■ **WORK ORDER**
Count the lines in the entries that contain the string "label". State nothing but the number.

══ MATERIAL SHOWN ══

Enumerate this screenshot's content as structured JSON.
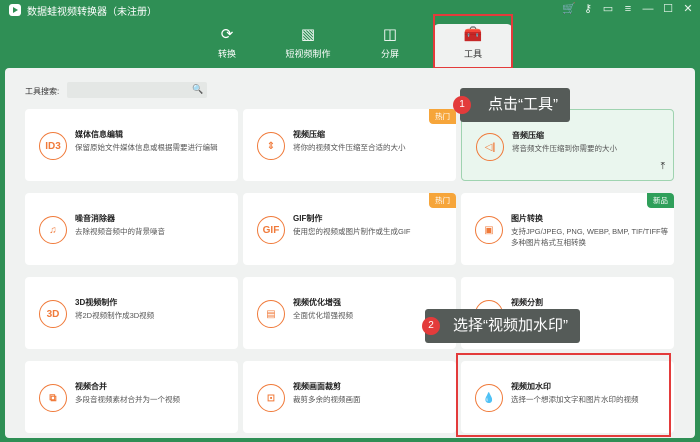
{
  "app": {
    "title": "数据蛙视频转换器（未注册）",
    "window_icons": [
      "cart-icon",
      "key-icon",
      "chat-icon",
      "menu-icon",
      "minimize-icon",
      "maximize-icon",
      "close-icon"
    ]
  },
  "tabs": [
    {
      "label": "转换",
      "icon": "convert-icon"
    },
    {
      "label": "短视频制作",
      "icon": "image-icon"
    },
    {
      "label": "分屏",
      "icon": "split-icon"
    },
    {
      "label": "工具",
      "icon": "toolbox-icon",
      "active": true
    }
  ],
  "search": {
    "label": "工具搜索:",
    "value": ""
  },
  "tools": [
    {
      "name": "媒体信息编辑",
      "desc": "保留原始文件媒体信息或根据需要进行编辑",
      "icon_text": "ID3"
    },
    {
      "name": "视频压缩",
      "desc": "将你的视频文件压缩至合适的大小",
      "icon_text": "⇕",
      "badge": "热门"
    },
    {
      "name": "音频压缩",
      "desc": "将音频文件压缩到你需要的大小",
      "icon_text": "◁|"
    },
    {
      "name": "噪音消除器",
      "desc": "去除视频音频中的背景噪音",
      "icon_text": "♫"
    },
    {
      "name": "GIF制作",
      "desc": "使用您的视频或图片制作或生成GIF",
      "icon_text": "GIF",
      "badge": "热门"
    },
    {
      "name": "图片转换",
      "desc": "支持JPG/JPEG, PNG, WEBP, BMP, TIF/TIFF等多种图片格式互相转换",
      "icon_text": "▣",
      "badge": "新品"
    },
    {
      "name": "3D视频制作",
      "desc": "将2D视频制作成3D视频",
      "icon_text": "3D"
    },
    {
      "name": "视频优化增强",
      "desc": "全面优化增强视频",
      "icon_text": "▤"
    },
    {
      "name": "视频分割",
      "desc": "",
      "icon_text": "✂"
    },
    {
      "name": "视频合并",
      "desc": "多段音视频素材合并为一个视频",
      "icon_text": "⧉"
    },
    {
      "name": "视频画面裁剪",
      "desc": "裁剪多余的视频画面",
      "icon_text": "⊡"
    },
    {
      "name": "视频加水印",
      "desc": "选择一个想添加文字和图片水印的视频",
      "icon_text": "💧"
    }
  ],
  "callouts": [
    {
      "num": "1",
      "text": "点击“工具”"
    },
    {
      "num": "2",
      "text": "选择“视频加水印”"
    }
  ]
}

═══

■ **TASK OUTPUT**
5